[[ DATA TO PROCESS open ]]

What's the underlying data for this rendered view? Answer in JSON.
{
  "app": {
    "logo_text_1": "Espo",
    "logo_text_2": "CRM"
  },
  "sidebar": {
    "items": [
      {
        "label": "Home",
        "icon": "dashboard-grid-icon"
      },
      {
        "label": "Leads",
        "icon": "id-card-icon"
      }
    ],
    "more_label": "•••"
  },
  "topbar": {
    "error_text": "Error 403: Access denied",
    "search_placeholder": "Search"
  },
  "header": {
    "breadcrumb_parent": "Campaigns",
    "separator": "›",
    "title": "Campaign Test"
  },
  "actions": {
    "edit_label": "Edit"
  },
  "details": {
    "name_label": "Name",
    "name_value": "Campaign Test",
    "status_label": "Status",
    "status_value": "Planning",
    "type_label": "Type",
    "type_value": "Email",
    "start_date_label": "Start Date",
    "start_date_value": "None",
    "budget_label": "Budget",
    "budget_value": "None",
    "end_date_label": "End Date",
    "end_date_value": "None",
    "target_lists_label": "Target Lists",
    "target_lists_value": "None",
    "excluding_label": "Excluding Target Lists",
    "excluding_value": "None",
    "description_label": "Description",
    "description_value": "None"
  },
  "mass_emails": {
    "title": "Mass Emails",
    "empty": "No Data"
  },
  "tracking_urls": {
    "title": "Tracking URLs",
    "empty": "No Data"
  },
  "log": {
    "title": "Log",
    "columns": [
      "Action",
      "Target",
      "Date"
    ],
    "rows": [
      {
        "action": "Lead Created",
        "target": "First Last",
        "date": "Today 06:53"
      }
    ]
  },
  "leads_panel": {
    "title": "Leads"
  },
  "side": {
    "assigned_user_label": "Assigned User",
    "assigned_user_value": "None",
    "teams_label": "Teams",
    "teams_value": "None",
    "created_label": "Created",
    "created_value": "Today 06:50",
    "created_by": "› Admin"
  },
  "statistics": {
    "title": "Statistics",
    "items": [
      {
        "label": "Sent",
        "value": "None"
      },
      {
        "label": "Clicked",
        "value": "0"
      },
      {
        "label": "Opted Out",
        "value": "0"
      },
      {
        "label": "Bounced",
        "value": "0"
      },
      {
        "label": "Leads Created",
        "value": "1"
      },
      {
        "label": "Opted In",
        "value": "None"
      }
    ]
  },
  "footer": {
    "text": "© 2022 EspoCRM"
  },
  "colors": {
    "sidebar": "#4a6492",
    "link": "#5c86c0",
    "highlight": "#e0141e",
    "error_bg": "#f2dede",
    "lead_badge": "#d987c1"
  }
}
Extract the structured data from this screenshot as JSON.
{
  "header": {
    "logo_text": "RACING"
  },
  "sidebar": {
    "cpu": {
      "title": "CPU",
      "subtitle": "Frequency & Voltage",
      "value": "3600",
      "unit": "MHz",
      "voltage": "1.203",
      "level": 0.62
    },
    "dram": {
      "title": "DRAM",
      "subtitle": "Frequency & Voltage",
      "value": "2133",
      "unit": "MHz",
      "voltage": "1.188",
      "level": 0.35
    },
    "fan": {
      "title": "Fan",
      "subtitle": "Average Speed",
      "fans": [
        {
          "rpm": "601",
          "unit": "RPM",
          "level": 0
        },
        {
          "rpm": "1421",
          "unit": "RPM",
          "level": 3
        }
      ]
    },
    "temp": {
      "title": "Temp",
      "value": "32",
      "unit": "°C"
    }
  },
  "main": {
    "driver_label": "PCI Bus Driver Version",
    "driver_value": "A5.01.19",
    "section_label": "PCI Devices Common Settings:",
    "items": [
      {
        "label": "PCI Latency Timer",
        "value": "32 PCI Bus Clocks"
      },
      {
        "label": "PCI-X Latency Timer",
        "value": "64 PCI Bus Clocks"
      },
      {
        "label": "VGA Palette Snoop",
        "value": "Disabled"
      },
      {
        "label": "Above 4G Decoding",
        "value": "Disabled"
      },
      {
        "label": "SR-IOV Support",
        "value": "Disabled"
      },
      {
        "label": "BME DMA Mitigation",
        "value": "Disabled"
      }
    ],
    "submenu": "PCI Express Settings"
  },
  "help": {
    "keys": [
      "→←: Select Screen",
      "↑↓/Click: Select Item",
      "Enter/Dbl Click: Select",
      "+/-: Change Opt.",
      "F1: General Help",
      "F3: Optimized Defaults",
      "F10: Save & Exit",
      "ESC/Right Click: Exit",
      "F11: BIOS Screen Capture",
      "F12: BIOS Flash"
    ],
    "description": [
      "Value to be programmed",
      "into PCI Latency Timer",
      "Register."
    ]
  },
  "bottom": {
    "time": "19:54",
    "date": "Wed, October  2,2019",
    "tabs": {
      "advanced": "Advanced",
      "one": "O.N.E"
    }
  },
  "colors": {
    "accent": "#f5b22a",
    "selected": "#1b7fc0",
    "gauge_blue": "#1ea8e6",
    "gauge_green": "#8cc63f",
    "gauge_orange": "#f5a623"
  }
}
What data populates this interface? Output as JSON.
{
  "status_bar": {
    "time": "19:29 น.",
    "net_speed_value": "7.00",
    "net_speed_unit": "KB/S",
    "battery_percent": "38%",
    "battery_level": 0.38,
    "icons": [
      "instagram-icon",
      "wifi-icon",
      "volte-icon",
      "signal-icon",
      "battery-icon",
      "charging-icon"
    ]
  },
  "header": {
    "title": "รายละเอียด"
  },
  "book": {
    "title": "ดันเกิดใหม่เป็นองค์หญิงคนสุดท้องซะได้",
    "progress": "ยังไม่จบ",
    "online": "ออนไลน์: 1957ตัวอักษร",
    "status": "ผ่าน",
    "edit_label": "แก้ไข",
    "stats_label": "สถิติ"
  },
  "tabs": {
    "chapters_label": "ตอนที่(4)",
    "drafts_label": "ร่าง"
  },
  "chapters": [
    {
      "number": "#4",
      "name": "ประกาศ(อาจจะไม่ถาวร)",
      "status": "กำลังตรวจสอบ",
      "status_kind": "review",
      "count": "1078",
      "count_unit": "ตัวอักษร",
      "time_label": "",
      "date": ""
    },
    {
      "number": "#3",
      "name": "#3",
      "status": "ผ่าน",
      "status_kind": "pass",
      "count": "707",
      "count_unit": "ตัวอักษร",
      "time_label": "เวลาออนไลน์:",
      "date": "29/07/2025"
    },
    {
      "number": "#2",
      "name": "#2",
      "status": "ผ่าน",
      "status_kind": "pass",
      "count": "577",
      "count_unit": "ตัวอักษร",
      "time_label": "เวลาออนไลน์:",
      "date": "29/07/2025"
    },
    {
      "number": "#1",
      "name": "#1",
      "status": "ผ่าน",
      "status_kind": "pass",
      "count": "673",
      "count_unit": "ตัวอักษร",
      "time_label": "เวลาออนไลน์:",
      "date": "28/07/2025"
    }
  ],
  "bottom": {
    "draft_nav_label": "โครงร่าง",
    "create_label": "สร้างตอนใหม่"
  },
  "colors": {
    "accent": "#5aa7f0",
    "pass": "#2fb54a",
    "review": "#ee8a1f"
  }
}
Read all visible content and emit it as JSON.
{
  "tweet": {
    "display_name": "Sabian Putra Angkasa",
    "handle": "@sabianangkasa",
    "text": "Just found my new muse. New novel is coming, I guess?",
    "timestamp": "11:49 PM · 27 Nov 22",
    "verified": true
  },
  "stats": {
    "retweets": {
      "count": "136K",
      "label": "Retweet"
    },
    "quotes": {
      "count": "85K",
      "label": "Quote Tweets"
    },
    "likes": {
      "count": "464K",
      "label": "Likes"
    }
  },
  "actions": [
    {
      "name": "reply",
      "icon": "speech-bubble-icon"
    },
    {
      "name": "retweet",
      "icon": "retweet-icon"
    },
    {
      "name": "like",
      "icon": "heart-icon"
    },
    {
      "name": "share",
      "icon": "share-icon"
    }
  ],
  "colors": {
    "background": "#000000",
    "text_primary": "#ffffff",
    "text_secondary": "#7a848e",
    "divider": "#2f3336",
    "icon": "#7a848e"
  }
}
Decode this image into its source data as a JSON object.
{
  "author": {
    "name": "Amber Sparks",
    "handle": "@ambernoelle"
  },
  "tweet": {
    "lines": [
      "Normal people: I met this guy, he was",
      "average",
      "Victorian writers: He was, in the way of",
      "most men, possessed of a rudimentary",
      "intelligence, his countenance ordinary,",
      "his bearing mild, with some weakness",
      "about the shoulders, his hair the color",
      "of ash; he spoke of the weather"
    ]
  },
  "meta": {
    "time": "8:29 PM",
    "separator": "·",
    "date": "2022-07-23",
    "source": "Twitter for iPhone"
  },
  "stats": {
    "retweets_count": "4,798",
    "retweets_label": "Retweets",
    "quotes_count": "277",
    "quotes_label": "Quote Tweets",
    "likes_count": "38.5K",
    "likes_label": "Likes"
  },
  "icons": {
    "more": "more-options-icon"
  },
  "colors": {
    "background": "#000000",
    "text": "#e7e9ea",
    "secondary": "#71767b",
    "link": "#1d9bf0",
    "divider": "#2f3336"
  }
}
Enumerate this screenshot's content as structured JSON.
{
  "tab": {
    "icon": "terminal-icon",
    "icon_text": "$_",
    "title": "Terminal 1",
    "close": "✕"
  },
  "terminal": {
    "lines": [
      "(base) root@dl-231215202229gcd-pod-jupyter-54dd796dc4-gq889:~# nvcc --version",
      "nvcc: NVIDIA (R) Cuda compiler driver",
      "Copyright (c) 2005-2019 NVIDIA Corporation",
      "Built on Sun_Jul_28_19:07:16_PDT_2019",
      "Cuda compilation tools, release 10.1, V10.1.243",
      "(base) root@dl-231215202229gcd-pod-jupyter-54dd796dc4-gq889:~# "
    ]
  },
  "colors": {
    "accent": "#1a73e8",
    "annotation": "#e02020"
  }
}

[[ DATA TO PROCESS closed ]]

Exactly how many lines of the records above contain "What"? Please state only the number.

2